The minutes on the blue line could give Erik Johnson some more room to develop. If nothing else, pay attention to E.J. the next few outings to see if he can be an asset in shallow leagues (the only place he isn't widely owned).
The Canucks didn't get the scoring they needed and lost some peskiness. No fantasy implications, though.
With no one waiving a no-trade clause for Toronto, it means the Leafs have a pretty good group still together to run out the season. I'd be more than happy to own Vesa Toskala, Mats Sundin, Darcy Tucker, Tomas Kaberle or Bryan McCabe on my fantasy roster.
Simon, Derek Boogaard and Todd Fedoruk? Are the Wild preparing for the Stanley Cup playoffs or the UFC?
Look for Stuart to have good short-term value, as Brian Rafalski and Nicklas Lidstrom work their way back from injury. I don't think Stuart has any value after March 10 though, so you may want to let him build up some value and deal him.
Jack Johnson is due for a breakout finish to the season now that Stuart, like Jaroslav Modry before him, has been dealt away.
Keeper leagues tag Montoya for a close look next year. He should get the chance to back up Ilya Bryzgalov and still projects as a No. 1 goaltender someday.
Hlavac was an interesting idea before the season began, but right now we know he can't have much impact in the NHL. He holds no value in fantasy.
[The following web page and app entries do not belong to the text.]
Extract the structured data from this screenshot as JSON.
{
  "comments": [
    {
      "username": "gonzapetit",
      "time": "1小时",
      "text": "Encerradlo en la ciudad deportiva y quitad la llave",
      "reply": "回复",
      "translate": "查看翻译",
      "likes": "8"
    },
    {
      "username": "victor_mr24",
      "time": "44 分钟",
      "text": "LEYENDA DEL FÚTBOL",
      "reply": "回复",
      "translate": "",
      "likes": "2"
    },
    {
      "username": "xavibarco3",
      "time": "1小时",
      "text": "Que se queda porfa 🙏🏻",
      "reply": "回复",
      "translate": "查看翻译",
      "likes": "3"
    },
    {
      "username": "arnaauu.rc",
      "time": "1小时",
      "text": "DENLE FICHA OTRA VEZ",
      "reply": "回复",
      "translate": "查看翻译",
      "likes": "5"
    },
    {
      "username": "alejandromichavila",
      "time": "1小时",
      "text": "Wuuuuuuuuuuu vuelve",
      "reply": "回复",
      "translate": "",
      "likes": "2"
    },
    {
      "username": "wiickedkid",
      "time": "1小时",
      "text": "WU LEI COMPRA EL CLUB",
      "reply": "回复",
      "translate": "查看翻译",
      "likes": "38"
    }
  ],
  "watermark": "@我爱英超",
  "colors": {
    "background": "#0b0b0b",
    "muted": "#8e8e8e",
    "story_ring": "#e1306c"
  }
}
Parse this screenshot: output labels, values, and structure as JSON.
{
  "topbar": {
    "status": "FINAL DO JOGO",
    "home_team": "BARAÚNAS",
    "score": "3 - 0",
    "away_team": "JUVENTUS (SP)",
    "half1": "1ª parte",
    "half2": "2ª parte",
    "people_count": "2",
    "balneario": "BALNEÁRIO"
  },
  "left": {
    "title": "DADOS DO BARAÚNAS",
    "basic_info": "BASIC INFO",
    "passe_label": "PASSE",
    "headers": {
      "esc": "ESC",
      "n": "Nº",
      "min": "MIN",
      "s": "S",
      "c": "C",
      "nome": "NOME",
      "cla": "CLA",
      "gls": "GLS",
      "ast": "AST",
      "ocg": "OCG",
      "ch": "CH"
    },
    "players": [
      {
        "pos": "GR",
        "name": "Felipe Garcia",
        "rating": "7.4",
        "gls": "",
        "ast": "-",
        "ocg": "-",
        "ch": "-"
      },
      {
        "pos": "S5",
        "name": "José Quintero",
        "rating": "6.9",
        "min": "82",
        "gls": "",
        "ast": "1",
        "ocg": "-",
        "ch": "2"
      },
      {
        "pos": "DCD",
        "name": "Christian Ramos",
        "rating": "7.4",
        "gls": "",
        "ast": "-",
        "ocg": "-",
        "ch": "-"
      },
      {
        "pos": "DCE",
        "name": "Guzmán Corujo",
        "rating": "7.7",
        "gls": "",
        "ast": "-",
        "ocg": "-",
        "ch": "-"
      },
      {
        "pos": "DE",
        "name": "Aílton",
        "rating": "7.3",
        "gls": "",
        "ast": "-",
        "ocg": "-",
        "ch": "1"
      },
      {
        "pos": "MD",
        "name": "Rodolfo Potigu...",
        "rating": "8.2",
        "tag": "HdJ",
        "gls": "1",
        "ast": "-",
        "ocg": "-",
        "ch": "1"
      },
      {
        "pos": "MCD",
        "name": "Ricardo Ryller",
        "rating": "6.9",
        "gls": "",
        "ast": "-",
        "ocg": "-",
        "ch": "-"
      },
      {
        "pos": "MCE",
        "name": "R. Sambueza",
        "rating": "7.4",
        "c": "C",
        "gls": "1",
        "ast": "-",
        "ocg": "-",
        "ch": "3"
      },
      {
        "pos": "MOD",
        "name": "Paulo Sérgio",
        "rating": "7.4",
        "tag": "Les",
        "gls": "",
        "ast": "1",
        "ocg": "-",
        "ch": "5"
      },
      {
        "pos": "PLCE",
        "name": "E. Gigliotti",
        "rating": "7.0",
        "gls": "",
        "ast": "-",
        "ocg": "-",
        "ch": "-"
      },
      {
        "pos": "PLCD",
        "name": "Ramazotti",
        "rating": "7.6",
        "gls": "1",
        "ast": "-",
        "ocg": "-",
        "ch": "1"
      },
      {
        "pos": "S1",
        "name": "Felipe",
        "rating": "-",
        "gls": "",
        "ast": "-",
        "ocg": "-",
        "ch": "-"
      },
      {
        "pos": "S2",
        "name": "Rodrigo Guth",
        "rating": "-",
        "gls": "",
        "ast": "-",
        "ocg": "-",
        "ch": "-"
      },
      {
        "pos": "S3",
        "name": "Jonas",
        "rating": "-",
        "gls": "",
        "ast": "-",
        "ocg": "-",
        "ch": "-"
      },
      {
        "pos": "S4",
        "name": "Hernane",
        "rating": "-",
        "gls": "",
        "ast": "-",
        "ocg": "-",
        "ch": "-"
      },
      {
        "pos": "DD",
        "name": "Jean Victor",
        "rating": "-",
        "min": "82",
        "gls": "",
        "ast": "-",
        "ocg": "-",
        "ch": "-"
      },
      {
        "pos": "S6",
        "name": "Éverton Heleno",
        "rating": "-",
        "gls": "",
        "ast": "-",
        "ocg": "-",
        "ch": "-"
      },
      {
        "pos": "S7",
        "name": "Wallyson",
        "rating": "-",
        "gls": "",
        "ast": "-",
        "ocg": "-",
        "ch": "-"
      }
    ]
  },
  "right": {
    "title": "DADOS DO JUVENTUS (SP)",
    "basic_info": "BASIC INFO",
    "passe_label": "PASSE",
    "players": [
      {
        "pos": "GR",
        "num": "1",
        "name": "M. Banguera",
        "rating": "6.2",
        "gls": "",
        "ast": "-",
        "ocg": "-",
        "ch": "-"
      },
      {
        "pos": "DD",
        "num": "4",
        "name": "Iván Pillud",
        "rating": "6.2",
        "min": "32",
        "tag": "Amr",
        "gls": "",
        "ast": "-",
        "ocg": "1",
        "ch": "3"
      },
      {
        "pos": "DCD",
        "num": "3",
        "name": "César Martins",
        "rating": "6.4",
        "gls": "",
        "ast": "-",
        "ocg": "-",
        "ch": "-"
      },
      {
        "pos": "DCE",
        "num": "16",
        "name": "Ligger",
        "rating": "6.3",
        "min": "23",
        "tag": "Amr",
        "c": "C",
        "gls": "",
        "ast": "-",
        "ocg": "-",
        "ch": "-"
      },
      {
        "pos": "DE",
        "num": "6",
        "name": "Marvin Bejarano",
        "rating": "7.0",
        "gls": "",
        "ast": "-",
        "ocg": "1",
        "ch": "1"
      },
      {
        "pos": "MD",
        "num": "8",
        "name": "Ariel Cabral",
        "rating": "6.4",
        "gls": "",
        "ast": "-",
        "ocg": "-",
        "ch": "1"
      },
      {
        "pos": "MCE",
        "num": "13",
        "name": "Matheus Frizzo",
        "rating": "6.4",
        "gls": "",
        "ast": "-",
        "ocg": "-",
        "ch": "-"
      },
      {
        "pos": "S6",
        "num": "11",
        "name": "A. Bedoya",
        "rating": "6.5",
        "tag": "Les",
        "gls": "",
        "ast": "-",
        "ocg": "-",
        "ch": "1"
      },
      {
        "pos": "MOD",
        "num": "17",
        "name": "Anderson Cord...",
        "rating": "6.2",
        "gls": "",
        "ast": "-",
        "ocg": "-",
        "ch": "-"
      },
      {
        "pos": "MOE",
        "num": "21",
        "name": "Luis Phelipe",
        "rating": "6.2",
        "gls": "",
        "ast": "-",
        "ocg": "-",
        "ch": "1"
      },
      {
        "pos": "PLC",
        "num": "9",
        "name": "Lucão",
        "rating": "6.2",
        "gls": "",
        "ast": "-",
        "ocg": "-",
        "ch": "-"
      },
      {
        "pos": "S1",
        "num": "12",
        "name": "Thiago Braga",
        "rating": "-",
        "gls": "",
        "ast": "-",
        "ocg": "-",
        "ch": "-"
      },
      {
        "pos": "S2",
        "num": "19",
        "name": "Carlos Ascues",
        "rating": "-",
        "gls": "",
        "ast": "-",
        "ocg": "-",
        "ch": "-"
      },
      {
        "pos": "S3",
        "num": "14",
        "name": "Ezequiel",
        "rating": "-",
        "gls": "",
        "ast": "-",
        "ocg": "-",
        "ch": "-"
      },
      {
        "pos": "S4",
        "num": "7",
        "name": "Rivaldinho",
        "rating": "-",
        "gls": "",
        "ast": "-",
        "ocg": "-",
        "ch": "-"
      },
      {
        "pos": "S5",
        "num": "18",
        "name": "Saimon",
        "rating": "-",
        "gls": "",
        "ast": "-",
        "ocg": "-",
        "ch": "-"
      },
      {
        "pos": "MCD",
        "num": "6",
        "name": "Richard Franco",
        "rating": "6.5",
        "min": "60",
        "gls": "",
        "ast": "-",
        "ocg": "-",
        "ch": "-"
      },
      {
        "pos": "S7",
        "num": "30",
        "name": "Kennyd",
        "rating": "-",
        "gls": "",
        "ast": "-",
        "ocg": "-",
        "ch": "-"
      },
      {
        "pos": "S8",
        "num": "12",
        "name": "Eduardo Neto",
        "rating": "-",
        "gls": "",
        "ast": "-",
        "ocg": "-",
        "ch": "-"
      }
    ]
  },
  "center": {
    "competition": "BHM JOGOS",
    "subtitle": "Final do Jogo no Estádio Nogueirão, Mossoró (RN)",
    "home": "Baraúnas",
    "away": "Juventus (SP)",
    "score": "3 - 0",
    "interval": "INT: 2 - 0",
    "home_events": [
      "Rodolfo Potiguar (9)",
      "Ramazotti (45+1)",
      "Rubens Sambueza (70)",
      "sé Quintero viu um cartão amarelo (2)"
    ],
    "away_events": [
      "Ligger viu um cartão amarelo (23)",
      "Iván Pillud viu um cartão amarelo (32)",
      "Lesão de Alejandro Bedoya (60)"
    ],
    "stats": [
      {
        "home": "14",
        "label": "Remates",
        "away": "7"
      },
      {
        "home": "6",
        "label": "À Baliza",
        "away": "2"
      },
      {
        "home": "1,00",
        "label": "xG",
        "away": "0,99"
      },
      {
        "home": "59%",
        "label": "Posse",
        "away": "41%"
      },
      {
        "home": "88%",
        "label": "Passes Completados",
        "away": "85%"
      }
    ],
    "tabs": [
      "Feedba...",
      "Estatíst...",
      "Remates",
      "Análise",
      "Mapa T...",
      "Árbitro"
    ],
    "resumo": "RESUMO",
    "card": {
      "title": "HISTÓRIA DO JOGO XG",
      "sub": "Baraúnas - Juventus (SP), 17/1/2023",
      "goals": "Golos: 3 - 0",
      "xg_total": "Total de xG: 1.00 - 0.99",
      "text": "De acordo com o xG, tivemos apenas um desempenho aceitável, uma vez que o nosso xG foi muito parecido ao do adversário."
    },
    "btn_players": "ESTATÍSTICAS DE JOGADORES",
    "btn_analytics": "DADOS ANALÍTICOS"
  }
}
Sean Allen is a fantasy baseball and hockey analyst for ESPN.com. You can e-mail him here.